Every line below that holds "Beds" must be copied.
****
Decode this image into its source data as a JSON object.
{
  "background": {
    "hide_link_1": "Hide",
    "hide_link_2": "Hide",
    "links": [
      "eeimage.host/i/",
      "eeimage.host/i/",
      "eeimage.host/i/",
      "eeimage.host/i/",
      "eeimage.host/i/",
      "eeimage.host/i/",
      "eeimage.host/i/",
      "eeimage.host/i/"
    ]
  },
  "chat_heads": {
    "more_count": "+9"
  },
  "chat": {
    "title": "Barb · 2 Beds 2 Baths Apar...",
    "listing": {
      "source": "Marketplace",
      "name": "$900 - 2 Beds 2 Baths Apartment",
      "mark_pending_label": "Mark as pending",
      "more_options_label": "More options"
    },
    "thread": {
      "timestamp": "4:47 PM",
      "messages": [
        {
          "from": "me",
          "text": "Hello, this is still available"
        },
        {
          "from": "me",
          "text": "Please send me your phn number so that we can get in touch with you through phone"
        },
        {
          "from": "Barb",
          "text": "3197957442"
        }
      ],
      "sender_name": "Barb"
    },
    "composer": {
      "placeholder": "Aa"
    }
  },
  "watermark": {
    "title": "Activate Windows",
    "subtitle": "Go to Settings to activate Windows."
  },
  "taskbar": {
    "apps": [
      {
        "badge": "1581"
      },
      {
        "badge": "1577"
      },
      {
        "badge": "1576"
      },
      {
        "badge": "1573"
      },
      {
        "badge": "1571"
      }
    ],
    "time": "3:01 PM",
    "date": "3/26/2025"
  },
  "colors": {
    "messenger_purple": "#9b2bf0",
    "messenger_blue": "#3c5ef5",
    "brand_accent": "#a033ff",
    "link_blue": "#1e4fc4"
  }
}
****
**Output for this exercise**
    "title": "Barb · 2 Beds 2 Baths Apar...",
      "name": "$900 - 2 Beds 2 Baths Apartment",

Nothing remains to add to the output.